Cite as "AILA InfoNet Doc. No. 07040470 (posted Apr. 4, 2007)"
Due process is fundamental to our country, and although immigration matters frequently involve issues of life and liberty, our immigration system lacks some of the most basic due process protections that we take for granted in our American system of justice. Important principles of fairness and justice are often overlooked amid the ongoing debate over immigration.
Due process must be an essential element of comprehensive immigration reform. What does "due process" mean? It means that individuals are presumed innocent until proven guilty; that there is a right to a hearing before a judge; that there is right to counsel and to examine adverse evidence; that there is a right to appeal; and that there is right to seek release on bond. It means judges should be allowed to use discretion in considering whether someone is banished from this country.
Many basic elements of due process and fairness were stripped from our immigration laws in 1996, resulting in the mandatory detention of many long-term permanent residents. Today people are being deported for offenses that were not deportable when committed, as the result of their retroactive application.

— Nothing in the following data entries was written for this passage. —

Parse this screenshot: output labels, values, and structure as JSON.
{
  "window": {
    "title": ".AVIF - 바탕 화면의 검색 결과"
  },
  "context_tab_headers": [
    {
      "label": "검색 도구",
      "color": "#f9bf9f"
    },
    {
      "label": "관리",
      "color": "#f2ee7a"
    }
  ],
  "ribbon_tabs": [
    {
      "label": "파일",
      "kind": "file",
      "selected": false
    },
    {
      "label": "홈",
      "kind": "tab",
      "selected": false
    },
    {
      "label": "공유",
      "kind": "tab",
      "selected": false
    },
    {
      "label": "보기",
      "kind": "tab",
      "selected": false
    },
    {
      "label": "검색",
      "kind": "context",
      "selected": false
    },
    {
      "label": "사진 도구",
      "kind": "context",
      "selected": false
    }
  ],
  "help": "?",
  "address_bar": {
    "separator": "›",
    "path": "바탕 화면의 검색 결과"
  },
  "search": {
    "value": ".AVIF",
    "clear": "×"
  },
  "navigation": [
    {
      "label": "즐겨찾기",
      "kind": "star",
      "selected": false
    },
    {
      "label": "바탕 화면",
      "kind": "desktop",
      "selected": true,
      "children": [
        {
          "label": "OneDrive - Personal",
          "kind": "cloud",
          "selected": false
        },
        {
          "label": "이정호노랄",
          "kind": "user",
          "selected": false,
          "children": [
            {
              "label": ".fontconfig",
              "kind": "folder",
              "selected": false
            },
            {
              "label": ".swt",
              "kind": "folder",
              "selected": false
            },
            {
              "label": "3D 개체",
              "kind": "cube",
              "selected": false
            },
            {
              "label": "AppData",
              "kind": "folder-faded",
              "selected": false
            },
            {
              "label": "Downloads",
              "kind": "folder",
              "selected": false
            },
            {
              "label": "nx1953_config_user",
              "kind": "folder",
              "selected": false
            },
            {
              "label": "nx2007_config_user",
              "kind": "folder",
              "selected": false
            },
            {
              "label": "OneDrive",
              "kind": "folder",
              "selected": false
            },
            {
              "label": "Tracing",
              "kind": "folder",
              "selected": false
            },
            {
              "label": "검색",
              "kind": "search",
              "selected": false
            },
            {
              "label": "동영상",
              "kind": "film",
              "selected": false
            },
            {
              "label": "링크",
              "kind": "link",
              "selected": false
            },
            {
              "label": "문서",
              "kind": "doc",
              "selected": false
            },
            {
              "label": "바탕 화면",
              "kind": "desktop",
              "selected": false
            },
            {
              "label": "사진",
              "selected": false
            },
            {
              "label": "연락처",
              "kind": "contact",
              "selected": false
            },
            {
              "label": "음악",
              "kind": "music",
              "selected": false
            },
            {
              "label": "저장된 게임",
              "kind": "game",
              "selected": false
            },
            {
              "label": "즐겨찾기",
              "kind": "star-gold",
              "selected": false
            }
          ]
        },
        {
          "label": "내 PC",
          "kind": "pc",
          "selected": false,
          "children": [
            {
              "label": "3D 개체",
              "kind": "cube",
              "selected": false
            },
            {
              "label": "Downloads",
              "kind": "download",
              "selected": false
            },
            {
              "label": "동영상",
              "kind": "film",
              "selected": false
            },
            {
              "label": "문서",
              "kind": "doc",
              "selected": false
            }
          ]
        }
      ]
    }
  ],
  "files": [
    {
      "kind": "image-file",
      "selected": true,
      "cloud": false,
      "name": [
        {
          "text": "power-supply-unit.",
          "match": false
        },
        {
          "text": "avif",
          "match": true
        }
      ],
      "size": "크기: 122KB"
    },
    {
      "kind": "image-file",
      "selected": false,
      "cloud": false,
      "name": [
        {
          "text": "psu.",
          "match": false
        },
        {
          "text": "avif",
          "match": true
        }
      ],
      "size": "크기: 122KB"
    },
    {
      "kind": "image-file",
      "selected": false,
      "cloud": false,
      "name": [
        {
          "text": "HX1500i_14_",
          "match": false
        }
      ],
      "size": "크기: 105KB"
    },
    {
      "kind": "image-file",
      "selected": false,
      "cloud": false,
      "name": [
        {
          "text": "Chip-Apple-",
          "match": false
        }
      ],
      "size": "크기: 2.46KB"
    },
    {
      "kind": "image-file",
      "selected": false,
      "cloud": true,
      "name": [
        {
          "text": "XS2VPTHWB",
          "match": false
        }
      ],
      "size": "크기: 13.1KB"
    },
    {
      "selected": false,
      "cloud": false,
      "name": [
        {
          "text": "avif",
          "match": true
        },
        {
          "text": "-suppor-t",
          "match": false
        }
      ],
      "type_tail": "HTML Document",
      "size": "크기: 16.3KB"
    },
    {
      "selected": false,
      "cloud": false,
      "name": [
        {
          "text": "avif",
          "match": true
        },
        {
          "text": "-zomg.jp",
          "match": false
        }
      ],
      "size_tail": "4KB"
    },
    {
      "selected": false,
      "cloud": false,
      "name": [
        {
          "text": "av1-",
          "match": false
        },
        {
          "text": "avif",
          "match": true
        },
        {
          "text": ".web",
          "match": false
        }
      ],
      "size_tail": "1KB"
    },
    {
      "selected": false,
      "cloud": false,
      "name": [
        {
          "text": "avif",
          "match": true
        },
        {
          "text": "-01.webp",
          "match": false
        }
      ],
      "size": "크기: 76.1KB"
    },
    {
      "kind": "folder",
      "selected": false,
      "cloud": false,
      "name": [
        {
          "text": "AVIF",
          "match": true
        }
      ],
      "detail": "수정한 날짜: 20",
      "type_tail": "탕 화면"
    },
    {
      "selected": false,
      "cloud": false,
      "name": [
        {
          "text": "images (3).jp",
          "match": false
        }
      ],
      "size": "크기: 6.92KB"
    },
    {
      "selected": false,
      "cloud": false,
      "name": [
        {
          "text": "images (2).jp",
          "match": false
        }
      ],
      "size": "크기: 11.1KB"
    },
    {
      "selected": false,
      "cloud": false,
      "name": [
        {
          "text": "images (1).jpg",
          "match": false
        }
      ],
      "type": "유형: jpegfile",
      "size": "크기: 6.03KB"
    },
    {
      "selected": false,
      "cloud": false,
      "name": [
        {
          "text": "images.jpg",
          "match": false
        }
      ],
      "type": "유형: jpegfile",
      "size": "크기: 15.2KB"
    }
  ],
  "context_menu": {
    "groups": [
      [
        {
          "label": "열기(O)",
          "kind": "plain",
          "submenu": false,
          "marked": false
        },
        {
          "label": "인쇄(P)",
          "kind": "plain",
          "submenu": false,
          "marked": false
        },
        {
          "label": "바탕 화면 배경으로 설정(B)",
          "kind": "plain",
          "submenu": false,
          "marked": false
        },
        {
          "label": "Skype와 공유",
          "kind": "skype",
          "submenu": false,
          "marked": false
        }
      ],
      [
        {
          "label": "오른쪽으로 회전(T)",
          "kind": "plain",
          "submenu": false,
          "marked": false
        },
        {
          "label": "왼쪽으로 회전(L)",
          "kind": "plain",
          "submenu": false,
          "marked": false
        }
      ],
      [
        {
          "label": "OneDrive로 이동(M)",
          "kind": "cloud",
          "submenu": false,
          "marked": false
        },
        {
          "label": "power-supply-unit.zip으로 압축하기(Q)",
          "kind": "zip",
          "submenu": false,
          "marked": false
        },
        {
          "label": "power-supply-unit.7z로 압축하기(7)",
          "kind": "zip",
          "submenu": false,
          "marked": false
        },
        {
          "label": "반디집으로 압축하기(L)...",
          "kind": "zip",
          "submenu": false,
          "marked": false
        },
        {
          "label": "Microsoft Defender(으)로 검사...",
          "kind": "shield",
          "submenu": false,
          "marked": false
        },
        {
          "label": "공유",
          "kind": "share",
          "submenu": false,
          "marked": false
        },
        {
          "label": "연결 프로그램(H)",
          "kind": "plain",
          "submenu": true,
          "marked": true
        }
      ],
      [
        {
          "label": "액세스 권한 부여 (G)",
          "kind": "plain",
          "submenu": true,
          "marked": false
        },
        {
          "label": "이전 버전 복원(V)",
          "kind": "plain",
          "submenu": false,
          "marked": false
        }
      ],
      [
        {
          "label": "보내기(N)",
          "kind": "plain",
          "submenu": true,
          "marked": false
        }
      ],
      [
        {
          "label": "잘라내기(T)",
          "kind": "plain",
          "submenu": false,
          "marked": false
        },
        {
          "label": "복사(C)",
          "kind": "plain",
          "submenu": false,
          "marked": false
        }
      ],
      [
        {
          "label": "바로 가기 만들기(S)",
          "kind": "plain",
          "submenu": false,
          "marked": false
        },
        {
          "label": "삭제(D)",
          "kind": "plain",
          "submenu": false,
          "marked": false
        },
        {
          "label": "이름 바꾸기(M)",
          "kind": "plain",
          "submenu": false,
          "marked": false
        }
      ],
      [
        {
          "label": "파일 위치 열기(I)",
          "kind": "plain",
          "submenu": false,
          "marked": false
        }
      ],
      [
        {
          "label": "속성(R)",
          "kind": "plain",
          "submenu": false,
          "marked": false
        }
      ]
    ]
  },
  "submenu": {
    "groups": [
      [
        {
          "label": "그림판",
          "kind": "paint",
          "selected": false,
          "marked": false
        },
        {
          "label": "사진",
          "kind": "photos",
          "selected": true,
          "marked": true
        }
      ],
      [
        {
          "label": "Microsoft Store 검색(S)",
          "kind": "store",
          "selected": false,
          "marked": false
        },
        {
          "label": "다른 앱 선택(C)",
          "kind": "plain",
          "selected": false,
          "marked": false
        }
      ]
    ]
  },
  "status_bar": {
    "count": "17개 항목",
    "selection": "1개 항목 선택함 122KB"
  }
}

When Congress created an expanded definition of "aggravated felony," it made felons out of immigrants for relatively minor nonviolent offenses, such as writing bad checks or for shoplifting. This resulted in the deportation of immigrants for offenses that were neither aggravated nor felonies, and which were not bases for removal when committed.
People convicted of these minor offenses, which are now defined as aggravated felonies under immigration law, face mandatory detention; removal from the U.S. without a hearing before a judge; or the inability to offer any mitigating factors.
Our current laws do not permit adjudicators to consider individual equities such as the length of time individuals have been in the U.S.; whether they have U.S. citizen children or spouses; whether they are the heads of household; their ties to the community, to their churches and children's schools; whether they own homes or have cars; or whether they have jobs or pay taxes.
Truly, the real losers in this game are the lawful permanent residents and U.S. citizen children, spouses and parents whose families are split apart, whose homes are broken and whose lives are forever changed.
Our current immigration laws fail to fully uphold the tenets of due process that underlie our entire legal system, thereby denying immigrants basic fairness and justice. The time is now to restore fairness and due process to our system and to reaffirm these fundamental principles that form the heart and soul of our vibrant democracy.